There is a relationship under a particular set of circumstances; if you hold the number of observations and the number of predictors fixed for a given model, $F$ is in fact monotonic in $R^2$, since

$$ F = \frac{R^2/(k-1)}{(1-R^2)/(N-k)} $$

(If you divide numerator and denominator by $R^2$, and pull the constants in $k$ out, you can see that $1/F \propto 1/R^2 - 1$ if you hold $N$ and $k$ constant.)

Since for fixed d.f. $F$ and the p-value are monotonically related, $R^2$ and the $p$-value are also monotonically related.

But change almost anything about the model, and that relationship doesn't hold across the changed circumstances.

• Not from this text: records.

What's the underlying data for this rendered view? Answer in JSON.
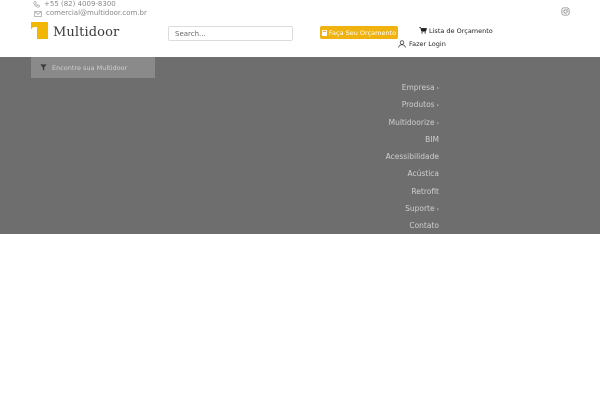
{
  "topbar": {
    "phone": "+55 (82) 4009-8300",
    "email": "comercial@multidoor.com.br",
    "social_icon": "instagram-icon"
  },
  "brand": {
    "name": "Multidoor",
    "accent": "#f2b705"
  },
  "search": {
    "placeholder": "Search..."
  },
  "header_actions": {
    "quote_label": "Faça Seu Orçamento",
    "list_label": "Lista de Orçamento",
    "login_label": "Fazer Login"
  },
  "finder": {
    "label": "Encontre sua Multidoor"
  },
  "menu": {
    "items": [
      {
        "label": "Empresa",
        "has_submenu": true
      },
      {
        "label": "Produtos",
        "has_submenu": true
      },
      {
        "label": "Multidoorize",
        "has_submenu": true
      },
      {
        "label": "BIM",
        "has_submenu": false
      },
      {
        "label": "Acessibilidade",
        "has_submenu": false
      },
      {
        "label": "Acústica",
        "has_submenu": false
      },
      {
        "label": "Retrofit",
        "has_submenu": false
      },
      {
        "label": "Suporte",
        "has_submenu": true
      },
      {
        "label": "Contato",
        "has_submenu": false
      }
    ]
  },
  "colors": {
    "overlay": "#6e6e6e",
    "button": "#f0b20e"
  }
}
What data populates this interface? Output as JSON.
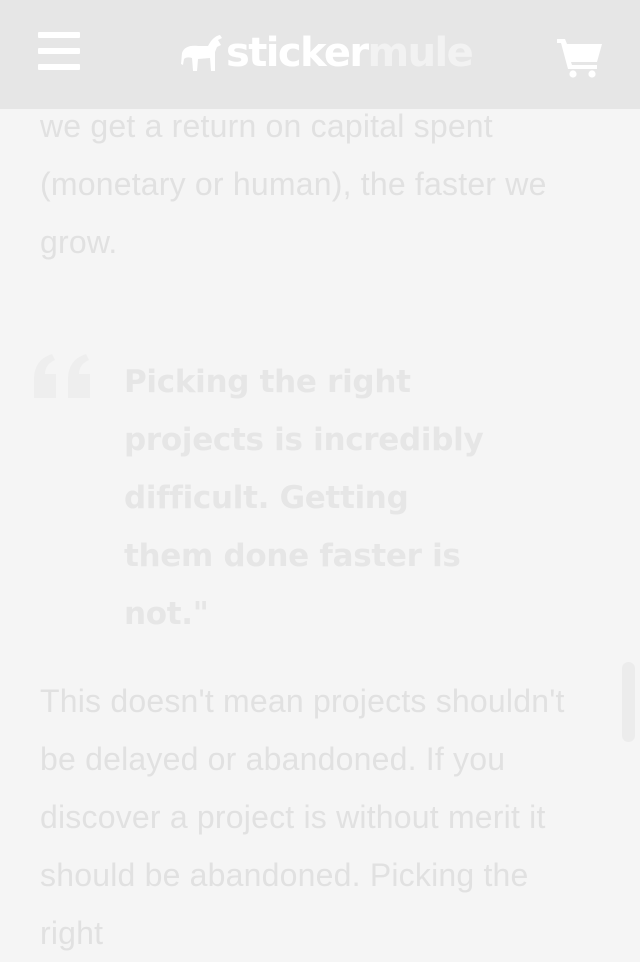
{
  "header": {
    "menu_icon": "hamburger-menu-icon",
    "logo": {
      "icon": "mule-icon",
      "word1": "sticker",
      "word2": "mule"
    },
    "cart_icon": "shopping-cart-icon",
    "background": "#e6e6e6"
  },
  "article": {
    "paragraph_top": "we get a return on capital spent (monetary or human), the faster we grow.",
    "quote": {
      "icon": "quote-mark-icon",
      "text": "Picking the right projects is incredibly difficult. Getting them done faster is not.\""
    },
    "paragraph_bottom": "This doesn't mean projects shouldn't be delayed or abandoned. If you discover a project is without merit it should be abandoned. Picking the right"
  },
  "colors": {
    "page_background": "#f5f5f5",
    "body_text": "#e1e1e1",
    "quote_text": "#e6e6e6"
  }
}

For example, adding a point makes $(N-k)/(k-1)$ larger and removing one makes it smaller but doing either can increase or decrease $R^2$, so it looks like $F$ and $R^2$ don't necessarily move together if you add or delete data. Adding a variable decreases $(N-k)/(k-1)$ but increases $R^2$ (and vice-versa), so again, $R^2$ is not necessarily related to $F$ when you do that.

Clearly, once you compare $R^2$ and $p$-values across models with different characteristics, this relationship doesn't necessarily hold, as whuber proved in the case of nonlinear transformations.

share|improve this answer
I don't disagree with you, but it looks like you're answering a different question than I did. It took some reading, but I concluded that the question asks about what relationship, if any, holds between $p$ and $R^2$ when (caeteris paribus) independent variables are nonlinearly transformed. It is only when those variables are left unchanged--or, at most, linearly transformed among themselves--that we can say anything at all about such a relationship. That is part of the sense in which I think your qualifier "for a given model" has to be understood. – whuber Feb 21 '13 at 8:47
I am answering a different question; and I believe your interpretation of the meaning is correct. I was more worried that such an issue as the one I raised would lead to confusion if not explained. All your points hold, to my understanding. (Now I'm concerned, in fact, that perhaps my answer doesn't serve to clarify, as I had hoped, but merely confuses the issue. Do you think there's a suitable modification that would help it? Should I delete it?) – Glen_b Feb 21 '13 at 14:05
I would hate to see it deleted, Glen. If you intend to make changes, consider more explicitly pointing out which aspects of this issue you are writing about (e.g., what precisely you mean by a "given model" and what you have in mind about models with "different characteristics"). This was the spirit (collaborative, not critical) in which I offered my comment. – whuber Feb 21 '13 at 15:13
I didn't feel criticized by you - you seemed to be clarifying and nothing more - but the need for it highlights an inadequacy in the answer I had been concerned about before you commented. The vagueness of 'different characteristics' are because it's a pretty general thing - vary much of anything (I even give examples of something as simple as removing a point or adding a variable to illustrate how little one needs to change) can make that monotonic relationship evaporate. I'll think about what more I might say. – Glen_b Feb 21 '13 at 16:15
+1 for the edit: these are valuable comments and it's especially useful to see the formula for $F$ appear. – whuber Feb 21 '13 at 22:24

Your Answer


By posting your answer, you agree to the privacy policy and terms of service.

Not the answer you're looking for? Browse other questions tagged or ask your own question.